Moon serves up inspiring training method
The athlete that comes to mind is Moon Sung-min, opposite spiker for the Hyundai Capital Skywalkers.
In 1998, in lieu of side-out scoring (scoring only possible by the serving side), the current rally point scoring system (scoring possible regardless of possession) was introduced. Having possession of the serve became a sort of handicap as there was equal opportunity to score. To overcome this, the spike serve appeared.
The prowess of Moon’s serve was well-regarded since his time in college. While attending Kyonggi University in 2008, Moon battled in the World League and overpowered the world’s strongest servers.
While contending in the V League All Star Game Server King Contest, he claimed first place twice. Moon was center stage with his top record of a serving speed at 122 kilometers per hour (76 miles per hour) in the 2012-13 season.
Moon’s serving power remained unchanged this season. In the previous season, his service ace per set faltered somewhat at 0.293 at fifth place, however, in this season he rose to second place in the league with 0.512.
He is in the middle of the pack, competing with the top-ranked Mitja Gasparini at 0.590 playing for the Korean Air Jumbos and Krisztian Padar with a score of 0.494 at the Woori Card Wibee. On Dec. 21, Moon reached a personal milestone of 200 serve points (217 as of Monday).
What’s the secret behind Moon?
First, the ball is thrown in the air for a serve, or a toss. “The [importance] of the toss is over 90 percent,” said Moon. “Once the feeling of having done a good toss comes, you can hit it without any concerns. While I don’t practice only the toss, one has to be most concerned of the toss in serving practice.”
Three years ago, he invited the now retired rhythmic gymnast, Shin Soo-ji, 25, and learned a few tricks. In a rhythmic gymnastics ball routine, throwing a ball at the exact height with exact timing is essential.

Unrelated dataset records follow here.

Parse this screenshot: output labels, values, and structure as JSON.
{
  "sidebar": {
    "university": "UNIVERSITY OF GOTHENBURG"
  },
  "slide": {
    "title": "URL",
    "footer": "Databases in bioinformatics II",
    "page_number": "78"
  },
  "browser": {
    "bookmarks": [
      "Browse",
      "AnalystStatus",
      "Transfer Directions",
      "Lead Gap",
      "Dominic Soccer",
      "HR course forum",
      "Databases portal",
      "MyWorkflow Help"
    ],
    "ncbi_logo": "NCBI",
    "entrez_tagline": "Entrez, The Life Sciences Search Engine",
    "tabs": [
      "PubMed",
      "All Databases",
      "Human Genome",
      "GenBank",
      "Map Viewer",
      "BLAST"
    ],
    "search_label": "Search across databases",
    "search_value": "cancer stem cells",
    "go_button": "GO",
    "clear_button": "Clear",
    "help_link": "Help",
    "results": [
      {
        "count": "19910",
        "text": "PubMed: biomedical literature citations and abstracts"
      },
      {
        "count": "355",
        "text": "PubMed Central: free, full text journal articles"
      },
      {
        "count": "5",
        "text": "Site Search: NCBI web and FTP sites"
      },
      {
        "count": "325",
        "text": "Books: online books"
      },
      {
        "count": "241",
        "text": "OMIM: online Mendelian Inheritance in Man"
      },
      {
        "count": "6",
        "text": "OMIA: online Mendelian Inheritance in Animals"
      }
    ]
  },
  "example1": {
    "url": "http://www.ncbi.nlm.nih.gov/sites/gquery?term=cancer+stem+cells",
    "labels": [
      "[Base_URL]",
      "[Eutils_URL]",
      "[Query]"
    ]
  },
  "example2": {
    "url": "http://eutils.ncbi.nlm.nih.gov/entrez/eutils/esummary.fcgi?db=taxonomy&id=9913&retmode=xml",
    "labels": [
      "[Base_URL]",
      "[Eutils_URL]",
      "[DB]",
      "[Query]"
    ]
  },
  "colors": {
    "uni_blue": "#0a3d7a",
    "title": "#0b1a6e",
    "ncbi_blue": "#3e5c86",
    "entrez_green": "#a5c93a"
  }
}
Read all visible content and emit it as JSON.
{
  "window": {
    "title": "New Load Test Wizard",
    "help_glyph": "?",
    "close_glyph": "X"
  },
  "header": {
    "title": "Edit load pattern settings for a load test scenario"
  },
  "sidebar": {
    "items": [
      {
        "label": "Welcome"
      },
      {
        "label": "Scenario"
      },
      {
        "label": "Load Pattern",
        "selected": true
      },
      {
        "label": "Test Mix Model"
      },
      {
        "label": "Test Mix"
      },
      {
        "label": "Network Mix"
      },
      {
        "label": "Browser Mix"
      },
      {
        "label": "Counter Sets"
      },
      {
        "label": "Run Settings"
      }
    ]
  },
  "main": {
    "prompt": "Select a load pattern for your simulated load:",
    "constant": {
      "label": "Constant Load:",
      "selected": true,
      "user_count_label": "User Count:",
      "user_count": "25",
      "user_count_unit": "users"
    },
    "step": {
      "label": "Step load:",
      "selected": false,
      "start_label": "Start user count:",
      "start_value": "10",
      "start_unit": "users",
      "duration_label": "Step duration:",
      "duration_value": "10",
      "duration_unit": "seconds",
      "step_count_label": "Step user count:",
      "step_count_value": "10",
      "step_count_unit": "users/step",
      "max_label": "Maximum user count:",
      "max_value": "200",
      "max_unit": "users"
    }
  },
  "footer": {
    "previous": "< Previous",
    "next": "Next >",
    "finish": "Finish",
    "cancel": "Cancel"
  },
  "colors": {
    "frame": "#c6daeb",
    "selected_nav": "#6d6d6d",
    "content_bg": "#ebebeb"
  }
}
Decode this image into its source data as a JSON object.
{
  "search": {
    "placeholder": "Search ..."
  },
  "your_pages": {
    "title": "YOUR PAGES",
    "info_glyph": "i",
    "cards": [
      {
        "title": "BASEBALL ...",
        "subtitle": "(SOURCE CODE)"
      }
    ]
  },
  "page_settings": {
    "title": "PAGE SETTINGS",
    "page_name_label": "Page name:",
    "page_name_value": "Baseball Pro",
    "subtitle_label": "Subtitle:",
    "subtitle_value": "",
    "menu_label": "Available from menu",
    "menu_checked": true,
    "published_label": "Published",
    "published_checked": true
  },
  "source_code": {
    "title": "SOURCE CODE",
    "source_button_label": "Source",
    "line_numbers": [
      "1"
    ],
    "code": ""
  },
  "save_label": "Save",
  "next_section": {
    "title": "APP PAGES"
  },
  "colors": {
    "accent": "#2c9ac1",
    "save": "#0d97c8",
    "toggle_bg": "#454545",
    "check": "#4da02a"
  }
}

Unlike others, Moon raises his toss five meters in the air and as a result he is able to invest more power into it.
Moon’s serve is not just powerful, his accuracy is top-notch. His hitting errors this season is just 17.8 percent compared to Gaspirini’s 29.2 percent and Padar’s 27.5 percent. The source of his accuracy stems from routine.
To deliver a serve, Moon’s routine consists of two parts. First, he practices moving into the serving zone for his serve. Second, he raises his right arm to his shoulder to entrain the motion.
“[Whether] the number of steps or breathes [taken to go] to the serving zone, I always have the same detailed movements,” explained Moon. “That way, I can have room to spare and make a good serve.”
In order to disrupt Moon’s rhythm, his opponents yell out before his serve. “On a good day, it doesn’t even matter if the flow is disrupted,” said Moon. “When my condition is poor, instead of a powerful serve, I change to floater serves. When I prepare to do a serve, the opposite players often step back behind and the floater [serve] can also be effective.”
After Choi Tae-woong was appointed head coach of Hyundai Capital last season, the motto he aimed for was “up tempo 1.0” and “speed volleyball.” Through intense and fast games, the team recorded 18 consecutive victories in the latter half of the season and climbed to first place in the regular season.
However, in the championship finals they lost to OK Savings Bank and were the runner-up. In the current season with the now “up tempo 2.0,” Hyundai Capital is first place in the V League rankings as of Monday. Having debuted in the 2010-11 season, Moon has yet to bring back a championship cup to Hyundai Capital.
“In the last season, I received the fans’ love often and the results were good too,” said Moon. However, because we lost at the end, I was upset. For this season, I will for sure not lose the chance [for the championship].”
BY KIM HYO-KYUNG [firstname.lastname@example.org]